A government job can be a great deal. Likely it pays more than a comparable private job, it's generally impossible to get fired from, and it has outrageously good medical and pension plans. And, if you don't shy away from a bit of perjury, can be made to pay off spectacularly:
During the workweek, it is not uncommon to find retired L.I.R.R. [Long Island Railroad]
employees, sometimes dozens of them, golfing there. A few even walk the
course. Yet this is not your typical retiree outing.
golfers are considered disabled. At an age when most people still work,
they get a pension and tens of thousands of dollars in annual
disability payments "” a sum roughly equal to the base salary of their
old jobs. Even the golf is free, courtesy of New York State taxpayers.
With incentives like these, occupational disabilities at the L.I.R.R. have become a full-blown epidemic.
every career employee "” as many as 97 percent in one recent year "”
applies for and gets disability payments soon after retirement, a

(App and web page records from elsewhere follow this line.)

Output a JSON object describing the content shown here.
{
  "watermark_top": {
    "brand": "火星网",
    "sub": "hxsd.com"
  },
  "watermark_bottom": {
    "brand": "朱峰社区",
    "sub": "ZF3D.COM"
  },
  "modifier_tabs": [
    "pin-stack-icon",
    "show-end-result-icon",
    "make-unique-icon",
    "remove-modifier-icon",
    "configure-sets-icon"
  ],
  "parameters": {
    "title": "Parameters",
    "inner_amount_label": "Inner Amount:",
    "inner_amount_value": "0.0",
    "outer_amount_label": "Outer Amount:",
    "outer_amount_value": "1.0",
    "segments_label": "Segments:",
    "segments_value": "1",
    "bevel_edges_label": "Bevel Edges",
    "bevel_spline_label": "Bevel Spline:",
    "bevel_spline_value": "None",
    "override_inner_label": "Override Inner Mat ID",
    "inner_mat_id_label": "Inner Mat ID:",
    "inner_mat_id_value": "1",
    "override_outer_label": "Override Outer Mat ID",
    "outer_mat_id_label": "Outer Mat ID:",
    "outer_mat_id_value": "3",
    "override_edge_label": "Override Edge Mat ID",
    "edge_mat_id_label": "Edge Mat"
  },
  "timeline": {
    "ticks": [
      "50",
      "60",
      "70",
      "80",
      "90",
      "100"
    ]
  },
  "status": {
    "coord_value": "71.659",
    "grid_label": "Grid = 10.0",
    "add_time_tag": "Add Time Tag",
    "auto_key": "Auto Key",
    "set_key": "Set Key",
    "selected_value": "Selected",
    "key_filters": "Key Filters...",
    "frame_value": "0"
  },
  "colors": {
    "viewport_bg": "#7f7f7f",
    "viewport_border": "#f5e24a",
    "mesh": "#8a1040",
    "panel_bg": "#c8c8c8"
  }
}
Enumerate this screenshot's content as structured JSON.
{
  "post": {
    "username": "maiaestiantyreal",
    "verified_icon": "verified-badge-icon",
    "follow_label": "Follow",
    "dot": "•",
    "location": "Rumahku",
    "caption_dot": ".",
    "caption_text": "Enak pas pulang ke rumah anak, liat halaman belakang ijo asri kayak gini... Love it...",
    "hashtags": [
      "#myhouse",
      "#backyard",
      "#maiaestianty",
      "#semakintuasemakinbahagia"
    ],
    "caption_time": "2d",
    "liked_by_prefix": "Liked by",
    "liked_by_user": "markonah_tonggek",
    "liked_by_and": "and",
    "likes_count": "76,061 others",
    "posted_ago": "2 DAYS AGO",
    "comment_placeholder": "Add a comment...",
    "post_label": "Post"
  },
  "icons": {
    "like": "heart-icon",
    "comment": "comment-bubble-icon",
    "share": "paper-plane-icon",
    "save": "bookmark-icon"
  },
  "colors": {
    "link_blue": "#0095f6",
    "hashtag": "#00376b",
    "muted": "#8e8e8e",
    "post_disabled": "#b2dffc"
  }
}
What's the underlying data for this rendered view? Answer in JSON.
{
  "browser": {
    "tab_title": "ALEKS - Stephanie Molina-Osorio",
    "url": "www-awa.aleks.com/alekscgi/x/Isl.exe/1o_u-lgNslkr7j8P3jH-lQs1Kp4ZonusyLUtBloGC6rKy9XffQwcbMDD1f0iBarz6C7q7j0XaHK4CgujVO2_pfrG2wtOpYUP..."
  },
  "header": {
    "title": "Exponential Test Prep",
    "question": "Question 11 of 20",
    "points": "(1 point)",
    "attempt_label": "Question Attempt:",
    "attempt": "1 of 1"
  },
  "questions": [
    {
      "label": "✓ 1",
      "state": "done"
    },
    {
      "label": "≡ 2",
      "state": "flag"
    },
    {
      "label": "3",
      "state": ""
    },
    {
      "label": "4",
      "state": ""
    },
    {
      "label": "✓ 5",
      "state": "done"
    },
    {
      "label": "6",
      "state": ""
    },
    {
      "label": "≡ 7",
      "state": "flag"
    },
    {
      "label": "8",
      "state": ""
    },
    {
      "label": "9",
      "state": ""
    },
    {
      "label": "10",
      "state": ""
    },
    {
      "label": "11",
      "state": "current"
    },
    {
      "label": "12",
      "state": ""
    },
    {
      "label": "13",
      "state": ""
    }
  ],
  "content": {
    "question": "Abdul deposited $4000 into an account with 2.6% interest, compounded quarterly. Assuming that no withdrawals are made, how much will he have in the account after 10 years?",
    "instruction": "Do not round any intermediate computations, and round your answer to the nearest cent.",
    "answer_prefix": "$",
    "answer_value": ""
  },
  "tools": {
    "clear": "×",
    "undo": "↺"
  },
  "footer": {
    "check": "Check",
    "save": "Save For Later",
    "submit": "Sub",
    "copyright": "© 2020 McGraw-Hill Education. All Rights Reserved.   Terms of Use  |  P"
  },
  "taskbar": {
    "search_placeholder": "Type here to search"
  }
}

computer analysis of federal records by The New York Times has found.
Since 2000, those records show, about a quarter of a billion dollars in
federal disability money has gone to former L.I.R.R. employees,
including about 2,000 who retired during that time.
97 percent? Wow! And just to demonstrate that year was not some kind of outlier:
In each year since 2000, between 93 percent and 97 percent of employees
over 50 who retired with 20 years of service also received disability
The article goes on to demonstrate that this is occurring at what appears, from the injury statistics, to be one of the safest railroads in the area. Say what you will about the NY Times, but when they get their teeth into local corruption they can still do a masterful job, as evidenced by this long article discussing many apparently ridiculous payroll situations at the LIRR.
I can say from experience that there is a group of people in this country for whom getting a lifetime disability payment (e.g. from the Social Security Administration) is as good as hitting the lottery. I remember one time I got a survey form from the SSA asking about a former employee. I didn't pay much attention to the form's purpose as I filled it out -- I get all kinds of such government wastepaper with breathless admonishments about the urgency of my reply. Anyway, about 2 weeks later I got a very threatening letter from the attorney for this former employee, threatening me with all kinds of dire consequences if I did not immediately retract my (honest) answers to the SSA inquiry. Apparently, I was endangering a lifetime disability determination that this person had been working on obtaining for years.
Every day, in fact, I get job applicants who try to cut deals with me of one sort or another (e.g. can you pay me under the table in cash?) because they say they are fully able to do outdoor maintenance work but they can't show any income because it might endanger their lifetime disability payments. In a similar vein, I have three cases I know of in my company today where workers filed workman's compensation claims of injury several days after they were terminated.
I've said it before, but the reckoning is coming on state and local government pensions, which in most cases are unfunded, undisclosed liabilities of startling magnitude. The disaster that is fast approaching in these state and local government finances will make Social Security's problems look pitiful by comparison.
Postscript: Railroad labor law is just weird and a total mess. Being the first major industry, and the first major industry that was regulated, a whole regulatory structure was put in place for railroads that (fortunately) has been applied to few other industries. Whatever the problems we have with state workman's comp programs, they are models of governance compared to how things work in the railroad industry.
For example, I remember when I worked for a railroad in the 1990's, carpel tunnel claims were common. By the nature of the comp system, workers got cash payments for injuries in addition to medical treatment (I recall a figure at the time of $7500 per wrist for carpel tunnel, but that may be off). It was a common piece of advice among railroad workers that if one wanted to get the money together for a down-payment on a new pickup truck, one only had to go to Dr. X or Y and get a carpel tunnel diagnosis.